Monday, April 14, 2008

Now Who’s Patronizing?

Well, that didn’t take long. If you were wondering which of the mainstream right-wing pundits would come right out and call Barack Obama a Marxist for his “clinging to religion” comment, wait no longer. William Kristol, whose idea of a small town is Greenwich Village, whips out his college-worn edition of Marx to find the exact quote about religion being the opiate of the masses; or, as he quotes from the original German, “Die Religion … ist das Opium des Volkes.”

Now, this is a point of view with a long intellectual pedigree prior to Marx, and many vocal adherents continuing into the 21st century. I don’t believe the claim is true, but it’s certainly worth considering, in college classrooms and beyond.

But it’s one thing for a German thinker to assert that “religion is the sigh of the oppressed creature.” It’s another thing for an American presidential candidate to claim that we “cling to … religion” out of economic frustration.

And it’s a particularly odd claim for Barack Obama to make. After all, in his speech at the 2004 Democratic convention, he emphasized with pride that blue-state Americans, too, “worship an awesome God.”

What’s more, he’s written eloquently in his memoir, “Dreams From My Father,” of his own religious awakening upon hearing the Rev. Jeremiah Wright’s “Audacity of Hope” sermon, and of the complexity of his religious commitment. You’d think he’d do other believers the courtesy of assuming they’ve also thought about their religious beliefs.

And you would think that Mr. Kristol would trip over his own concept of irony — assuming he has one — to see how funny it is for him and his fellow right-wingers to take Mr. Obama to task when it has been they who have exploited the fear and loathing of the religious for their own political gains for a generation. The Republicans have counted on the Marxist opiate concept of religion to fill their coffers and the voting booths. It was the Republicans who whooped up the culture war against gay marriage, reproductive choice, stem-cell research, and Hollywood entertainment at the hands of Pat Robertson, Jerry Falwell, and James Dobson, all in concert with the GOP and the RNC, and it was the Bush administration who went to the length of setting up a White House Office of Faith-Based and Community Initiatives only to have them laughing up their sleeves like Elmer Gantry at the gullibility of the faithful. “Thanks for the money and the votes; now get lost.”

But wait; it gets even better.

What does this mean for Obama’s presidential prospects? He’s disdainful of small-town America — one might say, of bourgeois America. He’s usually good at disguising this. But in San Francisco the mask slipped. And it’s not so easy to get elected by a citizenry you patronize.
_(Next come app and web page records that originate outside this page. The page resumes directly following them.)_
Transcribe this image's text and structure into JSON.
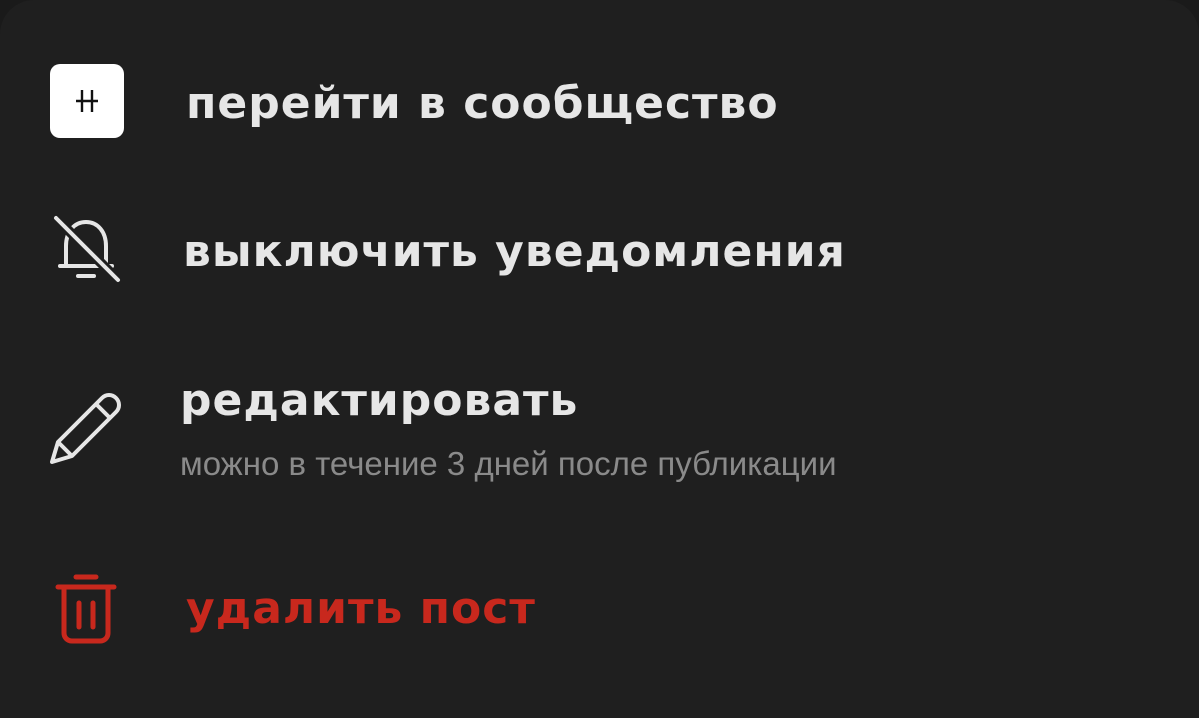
{
  "menu": {
    "items": [
      {
        "id": "go-community",
        "label": "перейти в сообщество",
        "icon": "community-logo",
        "logo_text": "H"
      },
      {
        "id": "mute",
        "label": "выключить уведомления",
        "icon": "bell-off-icon"
      },
      {
        "id": "edit",
        "label": "редактировать",
        "sublabel": "можно в течение 3 дней после публикации",
        "icon": "pencil-icon"
      },
      {
        "id": "delete",
        "label": "удалить пост",
        "icon": "trash-icon"
      }
    ]
  },
  "colors": {
    "background": "#1f1f1f",
    "text": "#e6e6e6",
    "muted": "#8a8a8a",
    "danger": "#c8281d"
  }
}
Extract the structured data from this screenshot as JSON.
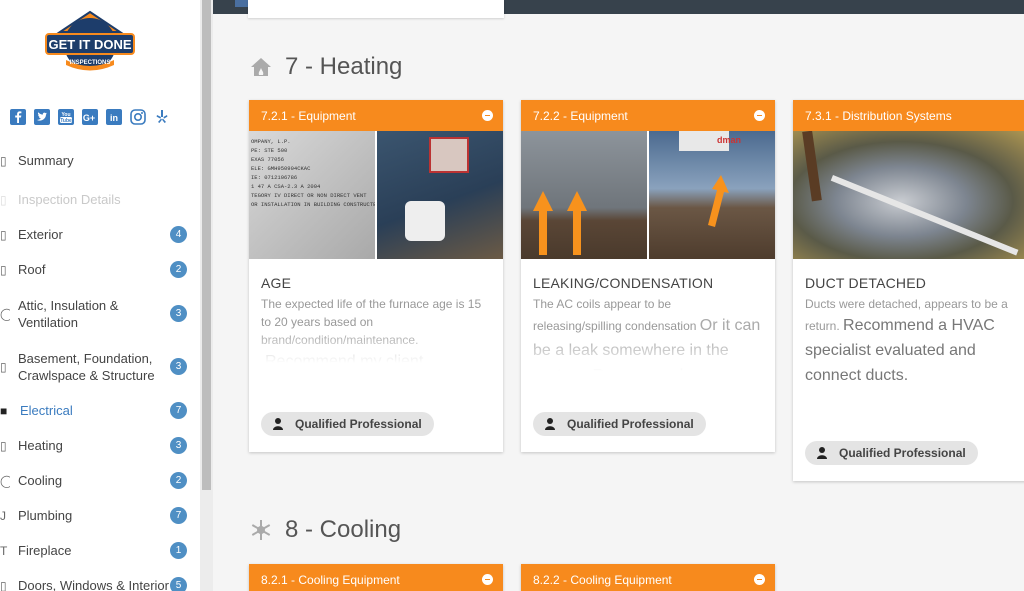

And what are the grounds for his supercilious disdain? If he were a war hero, if he had a career of remarkable civic achievement or public service — then he could perhaps be excused an unattractive but in a sense understandable hauteur. But what has Barack Obama accomplished that entitles him to look down on his fellow Americans?

It’s ironic for Mr. Kristol to be chastising Sen. Obama for not having accomplished much, especially since he has established his reputation by doing little more than sitting in his own ivory tower and looking down his own nose at the small town people he has patronized and exploited for all these years and trying to stir up some outrage, not to mention hauling out the old nostalgia for the days of red-baiting.

It would be hilarious were it not for the grim fact that it was also Mr. Kristol and his chickenhawk fellow travelers who urged us into the war in Iraq and did so by exploiting the patriotism and economic distress of the young men and women from these small towns and used them as cannon fodder for their neocon dreams of American domination. The economic woes that Sen. Obama spoke of are the reasons a lot of them joined the military; both out of a strong sense of patriotism and a need to find a way to better themselves through promises of education and a steady job. But how many of these young men and women have returned home either wounded or in coffins, leaving their families to cling to nothing more than their memories?

It takes a certain amount of gall for William Kristol to criticize someone else for snobbery, but when it comes to things like that, he’s full of it.